The National Oceanic and Atmospheric Administration (NOAA) has shared the first images from the recently deployed GOES-18 weather satellite.
The surprise captures (below) were obtained by the satellite’s Advanced Baseline Imager (ABI) instrument as it orbited about 22,000 miles above Earth.
The ABI views the Earth through sixteen different channels. Each one detects energy in different wavelengths along the electromagnetic spectrum, enabling it to collect data on Earth’s atmosphere, land and oceans. According to NOAA, data from ABI’s channels can be combined to create imagery known as geocolor, which looks similar to the human eye from space. Analyzing the data in a variety of ways enables meteorologists to uncover and investigate various features of interest.
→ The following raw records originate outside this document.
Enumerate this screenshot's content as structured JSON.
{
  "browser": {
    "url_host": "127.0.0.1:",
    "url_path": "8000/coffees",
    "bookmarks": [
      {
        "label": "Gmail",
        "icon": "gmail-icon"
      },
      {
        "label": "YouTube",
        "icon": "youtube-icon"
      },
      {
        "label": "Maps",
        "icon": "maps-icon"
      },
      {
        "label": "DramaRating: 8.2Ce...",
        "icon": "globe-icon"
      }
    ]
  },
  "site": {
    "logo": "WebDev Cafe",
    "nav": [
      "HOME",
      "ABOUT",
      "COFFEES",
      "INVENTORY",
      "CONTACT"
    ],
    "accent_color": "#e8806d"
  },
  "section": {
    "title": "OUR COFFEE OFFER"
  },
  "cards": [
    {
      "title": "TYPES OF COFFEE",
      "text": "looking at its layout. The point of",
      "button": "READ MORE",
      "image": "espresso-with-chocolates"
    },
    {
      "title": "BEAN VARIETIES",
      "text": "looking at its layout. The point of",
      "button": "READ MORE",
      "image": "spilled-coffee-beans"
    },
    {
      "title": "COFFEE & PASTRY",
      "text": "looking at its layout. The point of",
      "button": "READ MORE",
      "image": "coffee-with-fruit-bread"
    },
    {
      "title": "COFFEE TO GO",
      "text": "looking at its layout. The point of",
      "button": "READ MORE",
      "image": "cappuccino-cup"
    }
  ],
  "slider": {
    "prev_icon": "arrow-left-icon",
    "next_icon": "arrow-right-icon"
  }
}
NOAA states on its website, “ABI provides high-resolution imagery and atmospheric measurements for short-term forecasts and severe weather warnings.” “ABI data is also used to detect and monitor environmental hazards such as wildfires, dust storms, volcanic eruptions, disturbance and fog.”
GOES-18 is orbiting the Earth at a place just above the equator, moving at the speed of our planet’s rotation. This allows NOAA’s new weather satellite to continuously observe the same region of Earth for evolving weather conditions and hazards.
GOES-18, which was launched from Kennedy Space Center on March 1, is the third satellite in NOAA’s next-generation GOES-R series, and now operates alongside GOES-16 and GOES-17, which were launched in 2016 and 2016 respectively. Was posted in 2018. ,
NOAA’s new satellite is observing a vast region that includes the US West Coast, Alaska, Hawaii, Mexico, Central America and the Pacific Ocean.
As it continues to calibrate its systems as part of post-launch test procedures, GOES-18 has already observed storms in eastern Texas that were accompanied by large hail, strong wind gusts and tornadoes. Produce forest fires and strong winds that blow dust. new Mexico. Dense fog and thundershowers were also seen in Chile and Yucatan and Florida.
NOAA recently said the launch of its new GOES satellites “changed the world of environmental monitoring and threat detection in the Western Hemisphere forever.”